Non-tariff measures (NTMs) are defined as ‘…policy measures other than ordinary customs tariffs that can potentially have an economic effect on international trade in goods, changing quantities traded, or prices or both…’.
At the time of publication, over 2000 NTMs had been recorded through the World Trade Organisation (WTO) for 2016. Technical measures such as Sanitary and Phytosanitary (SPS) and Technical Barriers to Trade (TBT) notifications equate to more than 60% of all NTM notifications reported through the WTO. These notifications are of particular relevance to agricultural commodities.
Non-Tariff Measures and Trade Barriers
The World Trade Organization (WTO) provides guidelines for the application of NTMs. In essence, the WTO rules indicate that NTMs must be transparent, not overly restrictive to trade or applied arbitrarily. These rules help distinguish legitimate policy regulations and procedures from protectionist measures that may impede trade. The Australian Government supports the WTO rules.
In some instances, an NTM may be WTO-inconsistent and act as a barrier to trade for Australian agricultural products. The Australian Government is working with industry to address priority NTMs that are a barrier to trade and to reduce their impact.
Classification of Non-Tariff Measures
To assist in the identification and quantification of NTMs, the United Nations Conference on Trade and Development (UNCTAD) developed a universal classification system for NTMs. The UNCTAD classification of NTMs is essentially a taxonomy of all those measures considered relevant in today’s situation in international trade. The classification system consists of 16 chapters (A to P), with each individual chapter divided into groupings with up to three layers of subcategories (See table 1).
Table 1: The UNCTAD NTM classification table
This classification system acknowledges existence of measures and does not judge on legitimacy, adequacy, necessity or discrimination of any form of policy intervention used in international trade. It helps exporters worldwide to access transparent, reliable and comparable information and enables understanding of NTMs.
Actions to Address NTMs
Vast numbers of NTMs are released annually. As a result, it is not possible to address every NTM. The Australian Government believes that the best approach to addressing NTMs is to identify, quantify and prioritise NTMs of significance. Once the NTMs of significance have been identified, one or more of the following actions may be taken to address the measure:

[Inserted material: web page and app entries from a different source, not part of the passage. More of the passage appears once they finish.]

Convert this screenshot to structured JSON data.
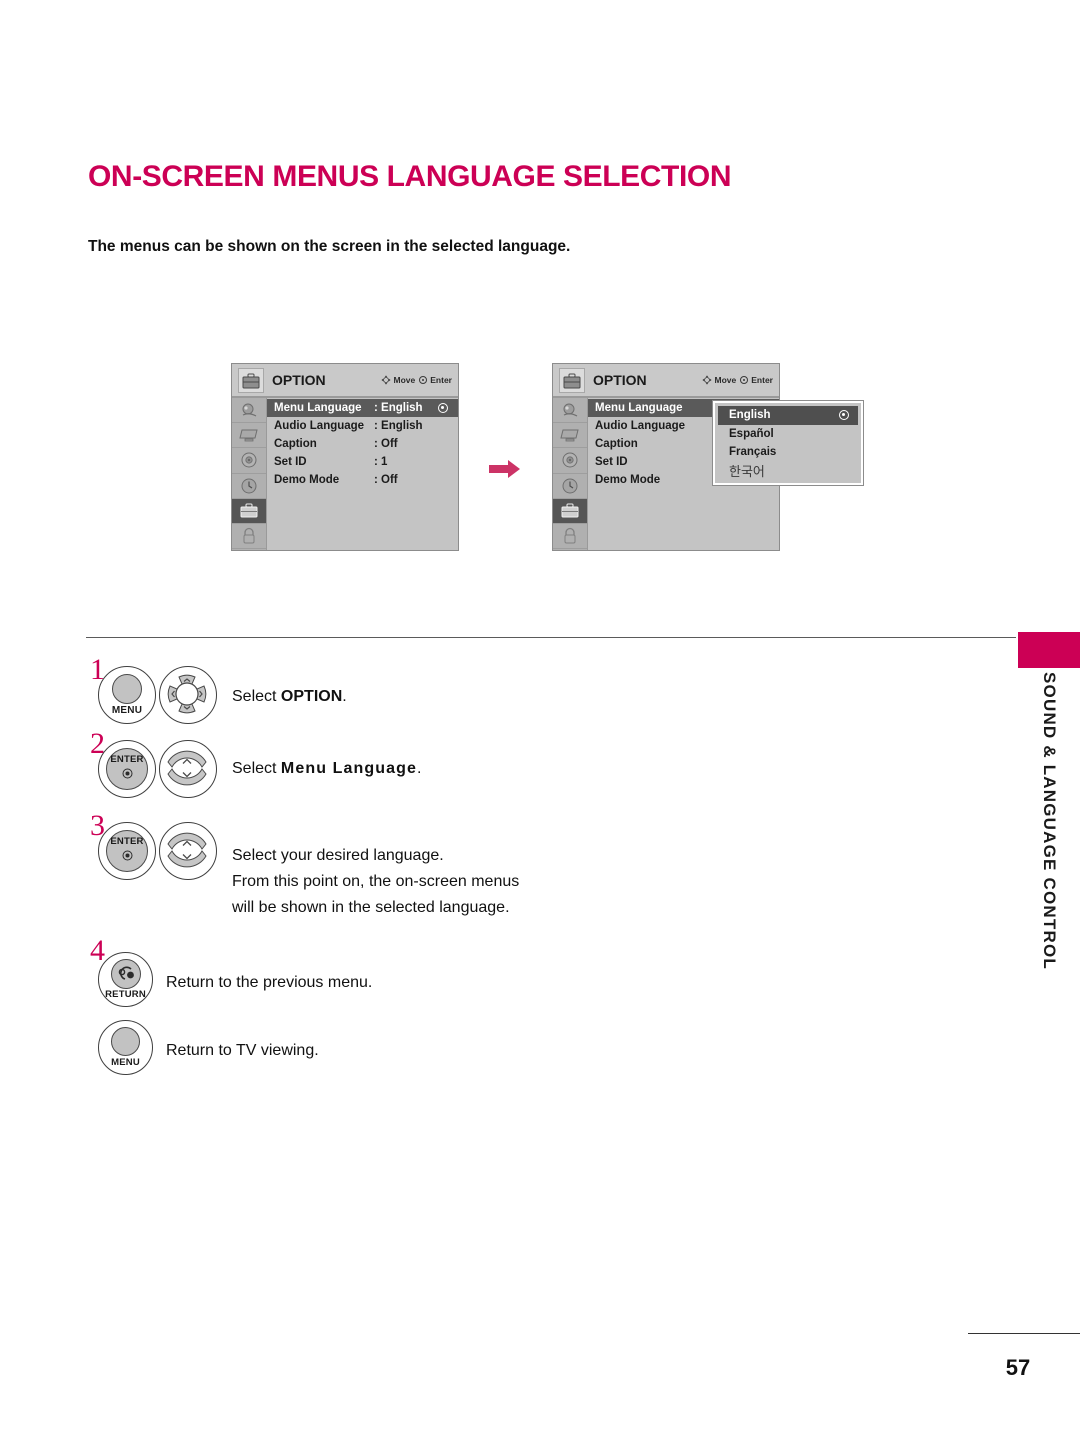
{
  "page": {
    "title": "ON-SCREEN MENUS LANGUAGE SELECTION",
    "intro": "The menus can be shown on the screen in the selected language.",
    "number": "57",
    "side_tab": "SOUND & LANGUAGE CONTROL",
    "accent_color": "#cc0055"
  },
  "osd": {
    "title": "OPTION",
    "hint_move": "Move",
    "hint_enter": "Enter",
    "rail_icons": [
      "picture-icon",
      "screen-icon",
      "audio-icon",
      "time-icon",
      "option-icon",
      "lock-icon"
    ],
    "rows": [
      {
        "label": "Menu Language",
        "value": ": English"
      },
      {
        "label": "Audio Language",
        "value": ": English"
      },
      {
        "label": "Caption",
        "value": ": Off"
      },
      {
        "label": "Set ID",
        "value": ": 1"
      },
      {
        "label": "Demo Mode",
        "value": ": Off"
      }
    ],
    "selected_row": "Menu Language"
  },
  "dropdown": {
    "options": [
      "English",
      "Español",
      "Français",
      "한국어"
    ],
    "selected": "English"
  },
  "steps": [
    {
      "number": "1",
      "buttons": [
        "MENU",
        "dpad-4way"
      ],
      "text_prefix": "Select ",
      "text_bold": "OPTION",
      "text_suffix": "."
    },
    {
      "number": "2",
      "buttons": [
        "ENTER",
        "updown-arrows"
      ],
      "text_prefix": "Select ",
      "text_bold": "Menu Language",
      "text_suffix": "."
    },
    {
      "number": "3",
      "buttons": [
        "ENTER",
        "updown-arrows"
      ],
      "line1": "Select your desired language.",
      "line2": "From this point on, the on-screen menus",
      "line3": "will be shown in the selected language."
    },
    {
      "number": "4",
      "buttons": [
        "RETURN"
      ],
      "text": "Return to the previous menu."
    },
    {
      "number": "",
      "buttons": [
        "MENU"
      ],
      "text": "Return to TV viewing."
    }
  ],
  "button_labels": {
    "menu": "MENU",
    "enter": "ENTER",
    "return": "RETURN"
  }
}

- Refer to industry body for commercial resolution;
- The Department of Agriculture and Water Resources undertakes bilateral discussions with the relevant importing country authorities;

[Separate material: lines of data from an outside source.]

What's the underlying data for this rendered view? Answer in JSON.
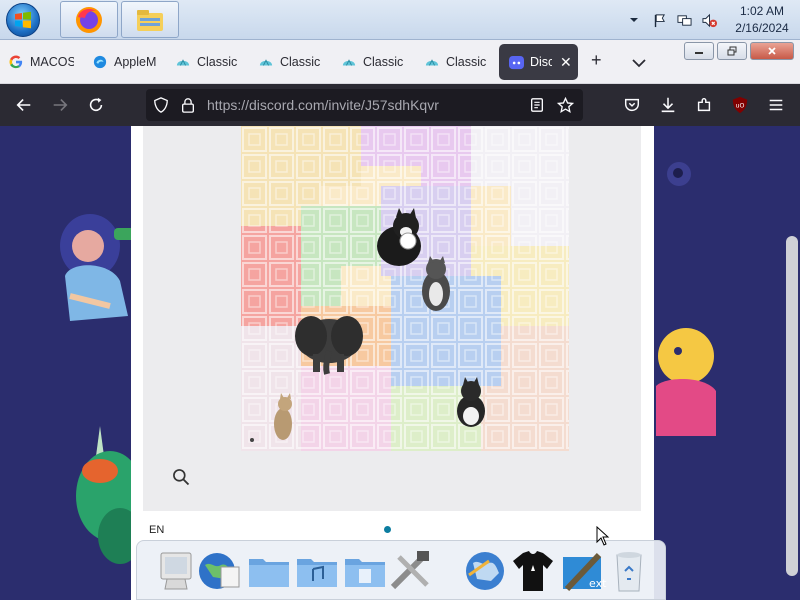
{
  "taskbar": {
    "clock_time": "1:02 AM",
    "clock_date": "2/16/2024",
    "tray_icons": [
      "chevron-up-icon",
      "flag-icon",
      "network-icon",
      "volume-muted-icon"
    ]
  },
  "browser": {
    "tabs": [
      {
        "label": "MACOS",
        "icon": "google-icon"
      },
      {
        "label": "AppleM",
        "icon": "edge-icon"
      },
      {
        "label": "Classic",
        "icon": "shell-icon"
      },
      {
        "label": "Classic",
        "icon": "shell-icon"
      },
      {
        "label": "Classic",
        "icon": "shell-icon"
      },
      {
        "label": "Classic",
        "icon": "shell-icon"
      },
      {
        "label": "Discord",
        "icon": "discord-icon",
        "active": true
      }
    ],
    "url": "https://discord.com/invite/J57sdhKqvr"
  },
  "captcha": {
    "language": "EN",
    "animals": [
      "cat",
      "cat",
      "elephant",
      "cat",
      "cat"
    ]
  },
  "dock": {
    "items": [
      "monitor-icon",
      "globe-icon",
      "folder-icon",
      "music-folder-icon",
      "documents-folder-icon",
      "utilities-icon",
      "internet-globe-icon",
      "tshirt-icon",
      "xcode-icon",
      "trash-icon"
    ]
  },
  "colors": {
    "page_background": "#2b2d6e",
    "active_tab": "#3a3a44",
    "navbar": "#2b2a33",
    "accent_dot": "#0c7da0"
  }
}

- Issue is raised in Free Trade Agreement (FTA) discussions;
- Australian Government addresses through international forums – e.g. international standard setting processes, SPS committee, TBT committee;
- Australian Government collaborates with like-minded countries; and
- Australian Government reviews whether the case is serious enough to lodge a dispute via the WTO.